Task item
Present the following data again exactly as it is shown.

Items from an interface collection
——————————

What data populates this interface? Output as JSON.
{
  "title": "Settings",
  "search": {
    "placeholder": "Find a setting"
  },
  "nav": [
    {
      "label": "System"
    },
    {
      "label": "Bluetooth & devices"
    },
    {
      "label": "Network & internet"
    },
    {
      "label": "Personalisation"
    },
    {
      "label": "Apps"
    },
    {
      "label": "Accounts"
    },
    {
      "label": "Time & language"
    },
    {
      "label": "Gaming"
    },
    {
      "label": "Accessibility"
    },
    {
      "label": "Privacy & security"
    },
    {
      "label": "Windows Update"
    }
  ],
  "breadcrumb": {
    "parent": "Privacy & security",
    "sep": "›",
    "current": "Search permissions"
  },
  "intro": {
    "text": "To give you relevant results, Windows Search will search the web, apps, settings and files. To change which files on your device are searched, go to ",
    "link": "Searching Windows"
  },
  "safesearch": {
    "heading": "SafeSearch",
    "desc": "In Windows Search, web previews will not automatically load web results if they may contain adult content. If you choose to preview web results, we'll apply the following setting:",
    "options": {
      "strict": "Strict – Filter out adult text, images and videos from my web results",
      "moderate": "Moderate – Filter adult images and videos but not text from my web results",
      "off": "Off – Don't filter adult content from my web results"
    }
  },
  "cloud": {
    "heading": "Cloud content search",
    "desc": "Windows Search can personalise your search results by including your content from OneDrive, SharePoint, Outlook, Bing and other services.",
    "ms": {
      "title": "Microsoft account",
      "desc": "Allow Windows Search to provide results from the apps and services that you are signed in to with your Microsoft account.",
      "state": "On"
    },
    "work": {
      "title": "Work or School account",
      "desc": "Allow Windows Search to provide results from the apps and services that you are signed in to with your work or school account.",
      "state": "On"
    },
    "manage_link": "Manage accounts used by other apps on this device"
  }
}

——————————

Response to this exercise
What data populates this interface? Output as JSON.
{
  "title": "Settings",
  "search": {
    "placeholder": "Find a setting"
  },
  "nav": [
    {
      "label": "System"
    },
    {
      "label": "Bluetooth & devices"
    },
    {
      "label": "Network & internet"
    },
    {
      "label": "Personalisation"
    },
    {
      "label": "Apps"
    },
    {
      "label": "Accounts"
    },
    {
      "label": "Time & language"
    },
    {
      "label": "Gaming"
    },
    {
      "label": "Accessibility"
    },
    {
      "label": "Privacy & security"
    },
    {
      "label": "Windows Update"
    }
  ],
  "breadcrumb": {
    "parent": "Privacy & security",
    "sep": "›",
    "current": "Search permissions"
  },
  "intro": {
    "text": "To give you relevant results, Windows Search will search the web, apps, settings and files. To change which files on your device are searched, go to ",
    "link": "Searching Windows"
  },
  "safesearch": {
    "heading": "SafeSearch",
    "desc": "In Windows Search, web previews will not automatically load web results if they may contain adult content. If you choose to preview web results, we'll apply the following setting:",
    "options": {
      "strict": "Strict – Filter out adult text, images and videos from my web results",
      "moderate": "Moderate – Filter adult images and videos but not text from my web results",
      "off": "Off – Don't filter adult content from my web results"
    }
  },
  "cloud": {
    "heading": "Cloud content search",
    "desc": "Windows Search can personalise your search results by including your content from OneDrive, SharePoint, Outlook, Bing and other services.",
    "ms": {
      "title": "Microsoft account",
      "desc": "Allow Windows Search to provide results from the apps and services that you are signed in to with your Microsoft account.",
      "state": "On"
    },
    "work": {
      "title": "Work or School account",
      "desc": "Allow Windows Search to provide results from the apps and services that you are signed in to with your work or school account.",
      "state": "On"
    },
    "manage_link": "Manage accounts used by other apps on this device"
  }
}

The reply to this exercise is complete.